The expected copy holds every entry exactly and none of the pictures.

----- Provided information

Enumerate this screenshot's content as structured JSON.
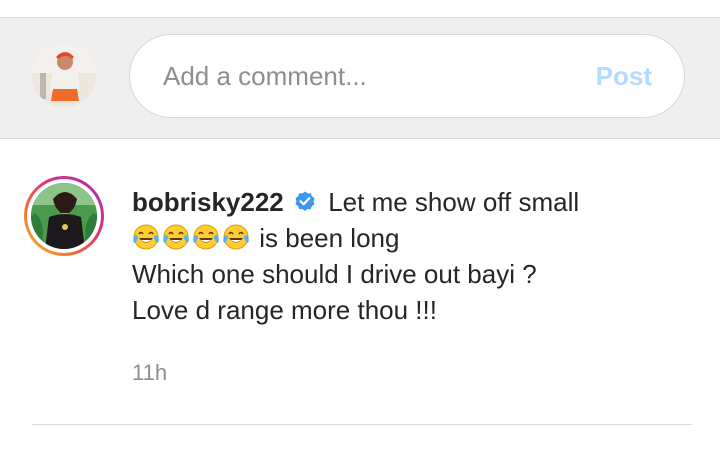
{
  "comment_bar": {
    "placeholder": "Add a comment...",
    "post_label": "Post",
    "post_color": "#b3dbff"
  },
  "post": {
    "username": "bobrisky222",
    "verified_icon": "verified-badge-icon",
    "caption_line1": "Let me show off small",
    "emoji_name": "face-with-tears-of-joy",
    "emoji_count": 4,
    "caption_line2": "is been long",
    "caption_line3": "Which one should I drive out bayi ?",
    "caption_line4": "Love d range more thou !!!",
    "timestamp": "11h"
  },
  "colors": {
    "verified": "#3897f0",
    "text": "#262626",
    "muted": "#8e8e8e"
  }
}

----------

### Result below
Enumerate this screenshot's content as structured JSON.
{
  "comment_bar": {
    "placeholder": "Add a comment...",
    "post_label": "Post",
    "post_color": "#b3dbff"
  },
  "post": {
    "username": "bobrisky222",
    "verified_icon": "verified-badge-icon",
    "caption_line1": "Let me show off small",
    "emoji_name": "face-with-tears-of-joy",
    "emoji_count": 4,
    "caption_line2": "is been long",
    "caption_line3": "Which one should I drive out bayi ?",
    "caption_line4": "Love d range more thou !!!",
    "timestamp": "11h"
  },
  "colors": {
    "verified": "#3897f0",
    "text": "#262626",
    "muted": "#8e8e8e"
  }
}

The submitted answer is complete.